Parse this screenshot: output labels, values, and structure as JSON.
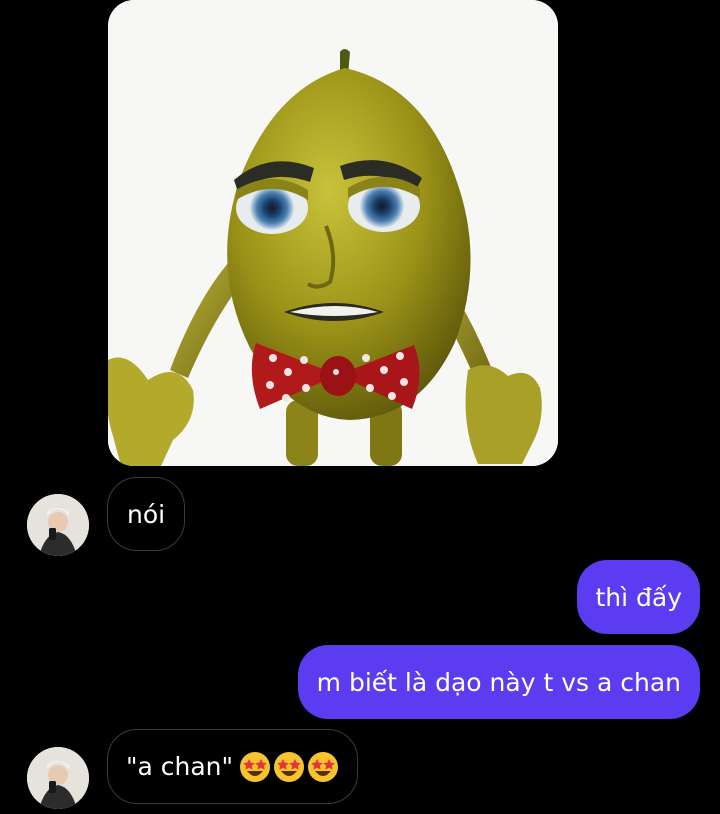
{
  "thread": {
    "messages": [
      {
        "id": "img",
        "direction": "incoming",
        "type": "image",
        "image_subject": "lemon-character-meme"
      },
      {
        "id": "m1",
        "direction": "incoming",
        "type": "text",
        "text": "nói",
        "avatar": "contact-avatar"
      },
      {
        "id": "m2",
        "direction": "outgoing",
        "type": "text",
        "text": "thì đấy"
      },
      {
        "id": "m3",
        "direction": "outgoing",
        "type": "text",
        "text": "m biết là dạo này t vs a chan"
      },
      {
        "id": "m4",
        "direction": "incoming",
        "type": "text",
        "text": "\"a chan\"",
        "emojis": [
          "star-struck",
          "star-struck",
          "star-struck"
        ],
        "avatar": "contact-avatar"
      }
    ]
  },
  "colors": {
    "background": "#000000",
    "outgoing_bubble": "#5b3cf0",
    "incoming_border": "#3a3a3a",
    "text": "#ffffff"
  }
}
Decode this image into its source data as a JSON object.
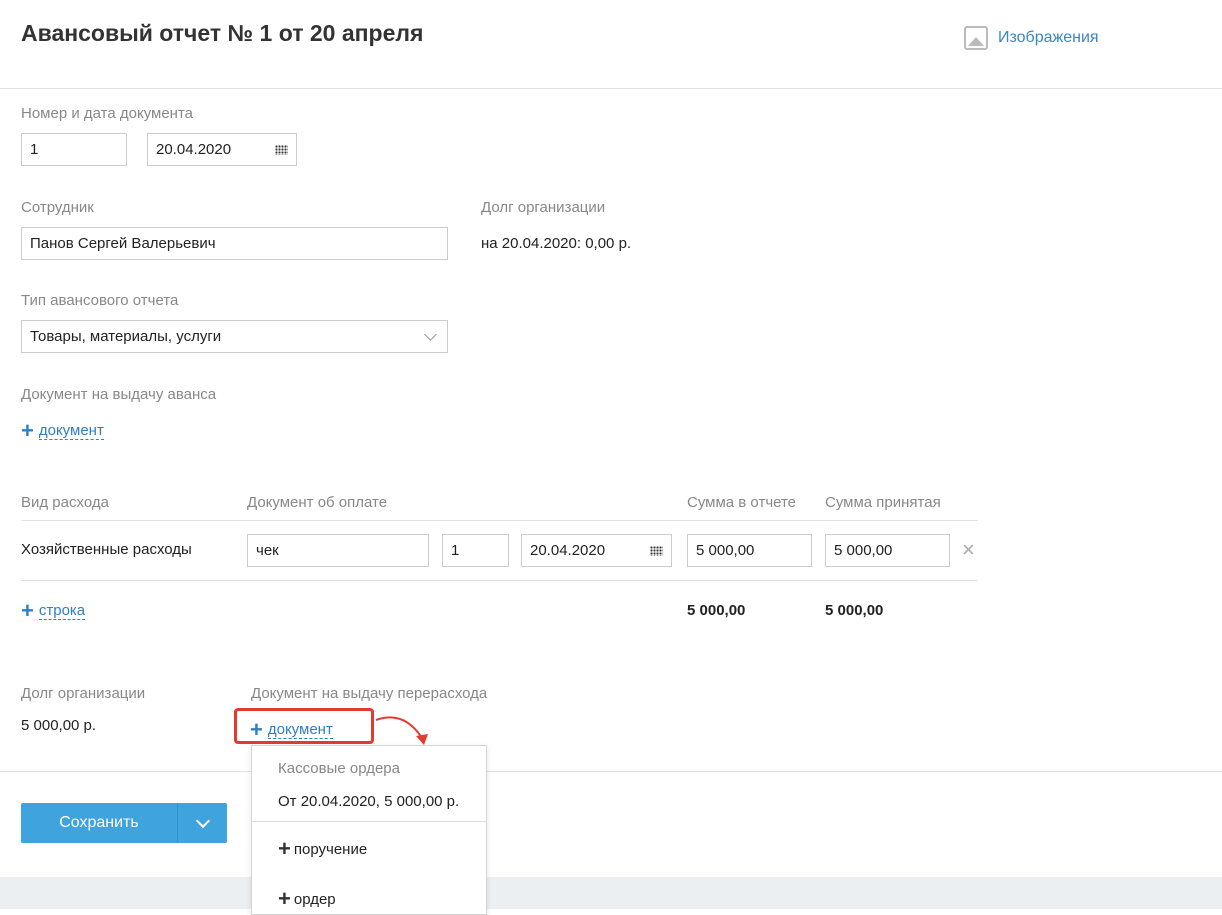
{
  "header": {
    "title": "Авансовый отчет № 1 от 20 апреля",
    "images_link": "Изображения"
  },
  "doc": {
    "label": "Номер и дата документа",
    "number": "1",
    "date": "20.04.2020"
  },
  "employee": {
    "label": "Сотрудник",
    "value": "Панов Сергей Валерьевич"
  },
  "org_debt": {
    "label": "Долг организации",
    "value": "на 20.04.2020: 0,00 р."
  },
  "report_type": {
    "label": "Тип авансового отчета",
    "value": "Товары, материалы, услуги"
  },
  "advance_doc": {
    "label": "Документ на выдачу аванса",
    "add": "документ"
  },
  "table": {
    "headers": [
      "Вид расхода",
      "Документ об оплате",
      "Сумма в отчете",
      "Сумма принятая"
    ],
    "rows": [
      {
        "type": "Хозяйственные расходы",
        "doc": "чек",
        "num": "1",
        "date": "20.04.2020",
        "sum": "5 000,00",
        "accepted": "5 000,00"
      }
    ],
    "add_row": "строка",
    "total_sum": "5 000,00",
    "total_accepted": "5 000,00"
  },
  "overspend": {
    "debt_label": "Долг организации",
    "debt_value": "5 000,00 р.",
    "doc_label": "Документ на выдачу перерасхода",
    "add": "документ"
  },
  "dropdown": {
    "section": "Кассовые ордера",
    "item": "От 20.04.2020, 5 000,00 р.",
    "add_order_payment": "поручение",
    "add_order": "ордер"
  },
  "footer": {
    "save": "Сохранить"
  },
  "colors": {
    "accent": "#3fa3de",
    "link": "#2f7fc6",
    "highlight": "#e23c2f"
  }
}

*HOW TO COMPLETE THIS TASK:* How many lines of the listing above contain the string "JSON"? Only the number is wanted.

*FINISHED EXERCISE:* 2